YOUR INSTRUCTIONS: Your response must be made up of each line in the data below that contains the string "RemoteTestRunner".

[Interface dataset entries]
§ §

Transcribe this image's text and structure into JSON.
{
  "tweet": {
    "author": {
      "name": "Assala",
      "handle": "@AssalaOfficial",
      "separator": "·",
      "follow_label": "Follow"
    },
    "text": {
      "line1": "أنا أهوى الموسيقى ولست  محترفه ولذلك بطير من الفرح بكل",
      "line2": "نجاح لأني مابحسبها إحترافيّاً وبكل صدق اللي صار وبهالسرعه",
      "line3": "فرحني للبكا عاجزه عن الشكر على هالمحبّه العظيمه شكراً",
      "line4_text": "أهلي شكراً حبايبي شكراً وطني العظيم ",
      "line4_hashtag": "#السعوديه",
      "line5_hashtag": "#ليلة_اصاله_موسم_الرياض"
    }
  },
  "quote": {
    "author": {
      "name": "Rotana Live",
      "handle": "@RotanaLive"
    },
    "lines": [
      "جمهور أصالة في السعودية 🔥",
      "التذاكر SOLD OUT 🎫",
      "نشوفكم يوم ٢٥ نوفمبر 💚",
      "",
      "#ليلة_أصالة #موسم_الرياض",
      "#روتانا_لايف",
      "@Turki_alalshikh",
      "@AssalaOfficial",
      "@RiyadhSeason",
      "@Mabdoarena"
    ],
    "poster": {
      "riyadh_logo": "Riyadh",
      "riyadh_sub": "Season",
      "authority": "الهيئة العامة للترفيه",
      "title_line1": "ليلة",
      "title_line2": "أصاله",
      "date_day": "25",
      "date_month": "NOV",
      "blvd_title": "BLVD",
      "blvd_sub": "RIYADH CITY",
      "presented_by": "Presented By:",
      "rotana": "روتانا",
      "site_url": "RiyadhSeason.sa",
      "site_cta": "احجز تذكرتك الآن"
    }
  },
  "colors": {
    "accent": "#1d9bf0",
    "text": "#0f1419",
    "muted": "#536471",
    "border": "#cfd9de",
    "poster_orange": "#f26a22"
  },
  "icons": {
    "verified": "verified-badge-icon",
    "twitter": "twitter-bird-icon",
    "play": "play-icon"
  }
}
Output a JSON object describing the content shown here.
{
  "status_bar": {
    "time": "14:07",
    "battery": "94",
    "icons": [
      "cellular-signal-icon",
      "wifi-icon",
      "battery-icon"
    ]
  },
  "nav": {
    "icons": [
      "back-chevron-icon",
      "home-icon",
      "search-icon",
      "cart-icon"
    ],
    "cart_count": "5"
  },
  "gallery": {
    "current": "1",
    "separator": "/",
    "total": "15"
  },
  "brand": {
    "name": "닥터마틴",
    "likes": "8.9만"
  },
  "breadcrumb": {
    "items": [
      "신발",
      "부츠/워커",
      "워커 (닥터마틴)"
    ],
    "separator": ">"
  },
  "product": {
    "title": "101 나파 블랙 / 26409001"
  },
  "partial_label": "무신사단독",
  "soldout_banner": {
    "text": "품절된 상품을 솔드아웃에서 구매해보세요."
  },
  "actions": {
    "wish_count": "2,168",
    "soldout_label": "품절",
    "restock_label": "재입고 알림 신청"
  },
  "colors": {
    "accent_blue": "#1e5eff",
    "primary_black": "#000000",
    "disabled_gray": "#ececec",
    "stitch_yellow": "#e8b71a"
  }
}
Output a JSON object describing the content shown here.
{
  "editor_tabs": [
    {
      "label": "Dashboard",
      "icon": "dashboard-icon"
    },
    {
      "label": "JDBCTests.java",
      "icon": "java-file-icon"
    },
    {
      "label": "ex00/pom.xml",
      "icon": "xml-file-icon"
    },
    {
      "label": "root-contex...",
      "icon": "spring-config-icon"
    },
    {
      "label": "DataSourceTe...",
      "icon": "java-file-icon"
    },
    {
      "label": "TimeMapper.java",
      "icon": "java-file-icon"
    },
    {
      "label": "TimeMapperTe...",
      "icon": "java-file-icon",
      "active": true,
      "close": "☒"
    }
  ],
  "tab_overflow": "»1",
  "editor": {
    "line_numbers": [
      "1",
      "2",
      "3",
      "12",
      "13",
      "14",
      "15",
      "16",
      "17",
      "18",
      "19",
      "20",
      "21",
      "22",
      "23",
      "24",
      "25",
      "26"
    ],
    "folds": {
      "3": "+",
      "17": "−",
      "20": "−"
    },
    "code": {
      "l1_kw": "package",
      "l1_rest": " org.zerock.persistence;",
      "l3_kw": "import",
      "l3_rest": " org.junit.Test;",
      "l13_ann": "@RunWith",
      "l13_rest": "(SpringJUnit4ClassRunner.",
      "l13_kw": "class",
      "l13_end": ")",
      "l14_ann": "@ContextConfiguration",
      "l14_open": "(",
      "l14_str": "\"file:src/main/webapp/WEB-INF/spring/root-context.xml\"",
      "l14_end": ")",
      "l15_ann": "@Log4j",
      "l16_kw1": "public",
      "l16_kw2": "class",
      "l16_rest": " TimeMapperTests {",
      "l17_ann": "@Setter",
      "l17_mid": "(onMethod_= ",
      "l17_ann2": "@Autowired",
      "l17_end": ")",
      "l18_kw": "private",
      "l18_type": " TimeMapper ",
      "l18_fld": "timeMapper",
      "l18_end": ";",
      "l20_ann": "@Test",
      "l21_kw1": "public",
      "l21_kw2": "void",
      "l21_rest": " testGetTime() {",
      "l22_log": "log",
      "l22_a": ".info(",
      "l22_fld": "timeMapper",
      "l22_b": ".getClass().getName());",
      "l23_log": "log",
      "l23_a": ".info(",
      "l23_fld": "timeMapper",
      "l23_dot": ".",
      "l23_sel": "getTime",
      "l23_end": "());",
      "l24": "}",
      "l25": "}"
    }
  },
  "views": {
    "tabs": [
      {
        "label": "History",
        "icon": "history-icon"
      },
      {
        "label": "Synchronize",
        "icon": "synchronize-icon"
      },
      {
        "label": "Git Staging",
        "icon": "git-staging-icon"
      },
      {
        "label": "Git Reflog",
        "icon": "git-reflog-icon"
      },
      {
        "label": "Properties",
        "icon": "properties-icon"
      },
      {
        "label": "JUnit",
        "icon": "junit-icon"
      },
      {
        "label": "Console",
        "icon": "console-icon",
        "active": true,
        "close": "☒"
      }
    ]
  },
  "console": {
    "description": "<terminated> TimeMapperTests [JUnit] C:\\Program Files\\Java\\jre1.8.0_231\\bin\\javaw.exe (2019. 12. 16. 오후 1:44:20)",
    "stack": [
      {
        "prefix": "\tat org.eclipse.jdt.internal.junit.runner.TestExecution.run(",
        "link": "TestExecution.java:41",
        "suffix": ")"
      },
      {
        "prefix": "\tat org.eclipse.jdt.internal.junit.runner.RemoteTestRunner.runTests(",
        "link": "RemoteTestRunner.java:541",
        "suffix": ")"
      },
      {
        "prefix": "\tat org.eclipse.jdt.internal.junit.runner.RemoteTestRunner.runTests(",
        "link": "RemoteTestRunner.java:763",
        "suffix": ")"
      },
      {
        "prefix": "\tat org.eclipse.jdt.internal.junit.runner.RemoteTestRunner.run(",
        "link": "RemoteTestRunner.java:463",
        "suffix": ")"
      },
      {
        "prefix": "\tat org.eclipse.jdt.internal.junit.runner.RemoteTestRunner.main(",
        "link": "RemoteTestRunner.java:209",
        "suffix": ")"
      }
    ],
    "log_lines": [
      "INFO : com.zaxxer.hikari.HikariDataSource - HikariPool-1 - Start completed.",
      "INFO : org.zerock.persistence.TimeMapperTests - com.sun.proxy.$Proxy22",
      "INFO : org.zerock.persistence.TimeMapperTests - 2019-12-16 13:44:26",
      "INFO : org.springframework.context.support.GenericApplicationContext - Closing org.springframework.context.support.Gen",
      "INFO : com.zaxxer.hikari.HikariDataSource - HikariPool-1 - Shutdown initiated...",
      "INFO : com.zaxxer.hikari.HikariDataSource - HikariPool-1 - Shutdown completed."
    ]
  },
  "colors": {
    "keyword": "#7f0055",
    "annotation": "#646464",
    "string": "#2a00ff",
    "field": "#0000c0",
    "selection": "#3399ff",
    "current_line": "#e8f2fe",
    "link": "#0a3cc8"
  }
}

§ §

ANSWER TO THIS TASK:
        "prefix": "\tat org.eclipse.jdt.internal.junit.runner.RemoteTestRunner.runTests(",
        "link": "RemoteTestRunner.java:541",
        "prefix": "\tat org.eclipse.jdt.internal.junit.runner.RemoteTestRunner.runTests(",
        "link": "RemoteTestRunner.java:763",
        "prefix": "\tat org.eclipse.jdt.internal.junit.runner.RemoteTestRunner.run(",
        "link": "RemoteTestRunner.java:463",
        "prefix": "\tat org.eclipse.jdt.internal.junit.runner.RemoteTestRunner.main(",
        "link": "RemoteTestRunner.java:209",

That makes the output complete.